Quote every line below exactly and skip any picture.
┌──
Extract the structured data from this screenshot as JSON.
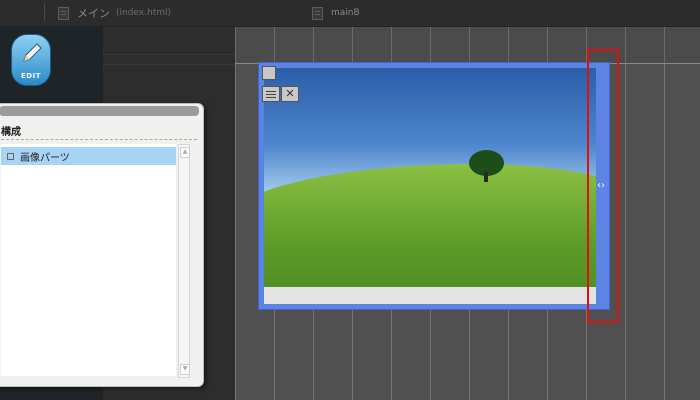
{
  "tabs": [
    {
      "title": "メイン",
      "file": "(index.html)"
    },
    {
      "title": "mainB",
      "file": ""
    }
  ],
  "edit_button": {
    "label": "EDIT"
  },
  "panel": {
    "title": "構成",
    "items": [
      {
        "label": "画像パーツ"
      }
    ]
  },
  "image_part": {
    "caption": ""
  },
  "resize_handle": {
    "glyph": "‹›"
  },
  "colors": {
    "selection": "#5d84e2",
    "highlight": "#dd1111",
    "list_selected": "#a7d3f5"
  }
}
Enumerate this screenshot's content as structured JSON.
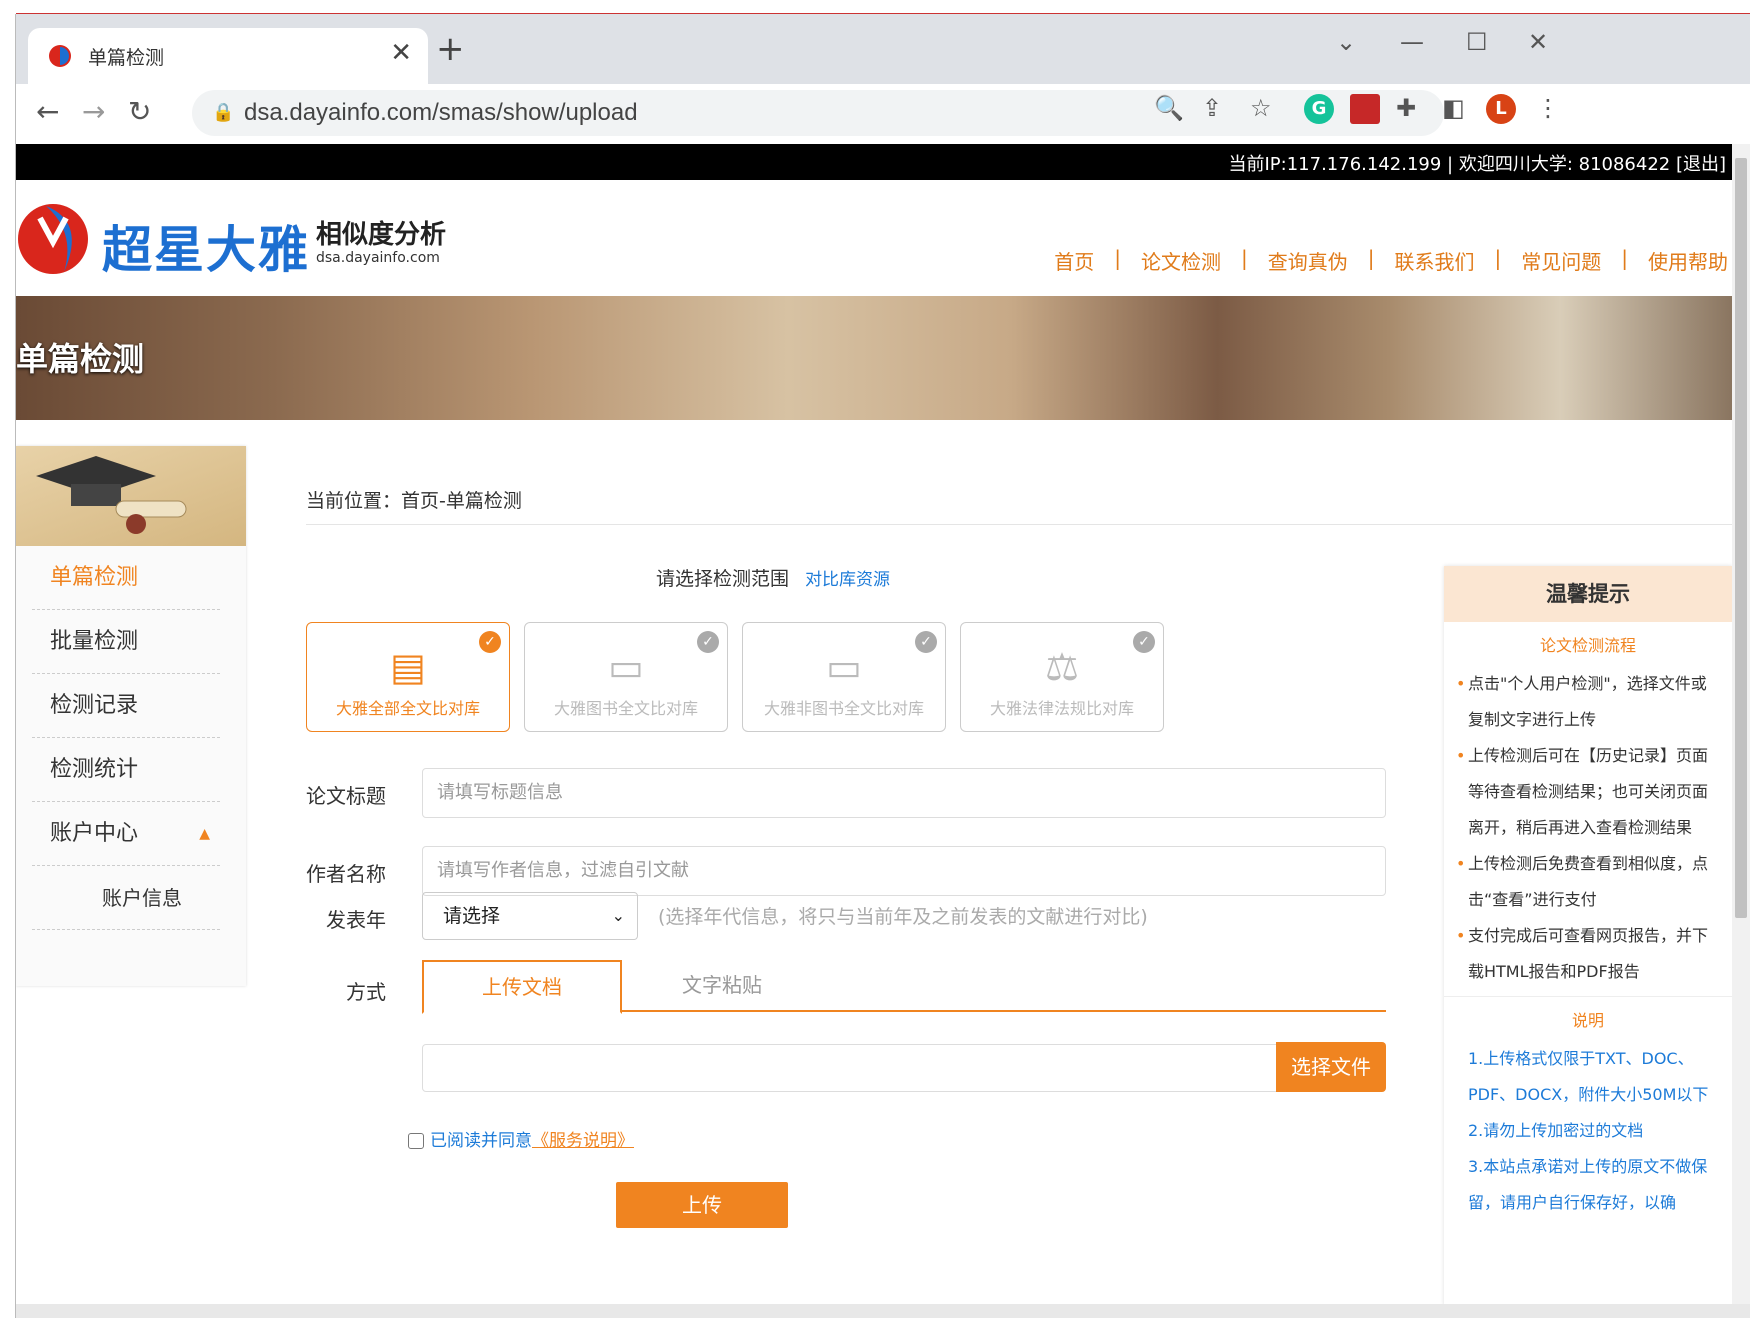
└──
__Answer space__:
Extract the structured data from this screenshot as JSON.
{
  "tabs": [
    {
      "title": "メイン",
      "file": "(index.html)"
    },
    {
      "title": "mainB",
      "file": ""
    }
  ],
  "edit_button": {
    "label": "EDIT"
  },
  "panel": {
    "title": "構成",
    "items": [
      {
        "label": "画像パーツ"
      }
    ]
  },
  "image_part": {
    "caption": ""
  },
  "resize_handle": {
    "glyph": "‹›"
  },
  "colors": {
    "selection": "#5d84e2",
    "highlight": "#dd1111",
    "list_selected": "#a7d3f5"
  }
}
Enumerate this screenshot's content as structured JSON.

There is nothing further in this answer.